EXERCISE GOAL
The expected output is every entry below, exact in every character.
━━━━━ SOURCE MATERIAL
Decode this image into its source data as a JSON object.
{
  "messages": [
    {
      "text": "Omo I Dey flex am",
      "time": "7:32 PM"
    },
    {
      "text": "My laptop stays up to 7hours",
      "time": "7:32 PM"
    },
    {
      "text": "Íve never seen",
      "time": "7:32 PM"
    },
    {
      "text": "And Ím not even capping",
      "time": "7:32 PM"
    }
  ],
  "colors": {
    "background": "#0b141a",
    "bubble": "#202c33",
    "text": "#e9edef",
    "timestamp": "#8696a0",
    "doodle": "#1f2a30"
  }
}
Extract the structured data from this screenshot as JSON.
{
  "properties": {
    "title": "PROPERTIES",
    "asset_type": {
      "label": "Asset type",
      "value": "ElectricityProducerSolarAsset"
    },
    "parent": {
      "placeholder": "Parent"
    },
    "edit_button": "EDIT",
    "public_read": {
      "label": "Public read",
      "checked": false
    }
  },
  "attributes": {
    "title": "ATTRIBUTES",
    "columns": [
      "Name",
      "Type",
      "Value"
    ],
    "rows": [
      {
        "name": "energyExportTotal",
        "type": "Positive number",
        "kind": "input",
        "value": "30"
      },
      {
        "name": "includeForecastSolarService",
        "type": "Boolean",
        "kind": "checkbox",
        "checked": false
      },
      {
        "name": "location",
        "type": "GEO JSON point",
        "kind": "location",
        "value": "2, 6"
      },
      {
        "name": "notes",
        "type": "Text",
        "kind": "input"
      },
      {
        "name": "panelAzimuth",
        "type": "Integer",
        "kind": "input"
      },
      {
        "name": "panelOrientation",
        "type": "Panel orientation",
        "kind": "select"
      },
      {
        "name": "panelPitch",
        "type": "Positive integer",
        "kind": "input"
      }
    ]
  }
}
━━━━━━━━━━
YOUR RESPONSE
Decode this image into its source data as a JSON object.
{
  "messages": [
    {
      "text": "Omo I Dey flex am",
      "time": "7:32 PM"
    },
    {
      "text": "My laptop stays up to 7hours",
      "time": "7:32 PM"
    },
    {
      "text": "Íve never seen",
      "time": "7:32 PM"
    },
    {
      "text": "And Ím not even capping",
      "time": "7:32 PM"
    }
  ],
  "colors": {
    "background": "#0b141a",
    "bubble": "#202c33",
    "text": "#e9edef",
    "timestamp": "#8696a0",
    "doodle": "#1f2a30"
  }
}
Extract the structured data from this screenshot as JSON.
{
  "properties": {
    "title": "PROPERTIES",
    "asset_type": {
      "label": "Asset type",
      "value": "ElectricityProducerSolarAsset"
    },
    "parent": {
      "placeholder": "Parent"
    },
    "edit_button": "EDIT",
    "public_read": {
      "label": "Public read",
      "checked": false
    }
  },
  "attributes": {
    "title": "ATTRIBUTES",
    "columns": [
      "Name",
      "Type",
      "Value"
    ],
    "rows": [
      {
        "name": "energyExportTotal",
        "type": "Positive number",
        "kind": "input",
        "value": "30"
      },
      {
        "name": "includeForecastSolarService",
        "type": "Boolean",
        "kind": "checkbox",
        "checked": false
      },
      {
        "name": "location",
        "type": "GEO JSON point",
        "kind": "location",
        "value": "2, 6"
      },
      {
        "name": "notes",
        "type": "Text",
        "kind": "input"
      },
      {
        "name": "panelAzimuth",
        "type": "Integer",
        "kind": "input"
      },
      {
        "name": "panelOrientation",
        "type": "Panel orientation",
        "kind": "select"
      },
      {
        "name": "panelPitch",
        "type": "Positive integer",
        "kind": "input"
      }
    ]
  }
}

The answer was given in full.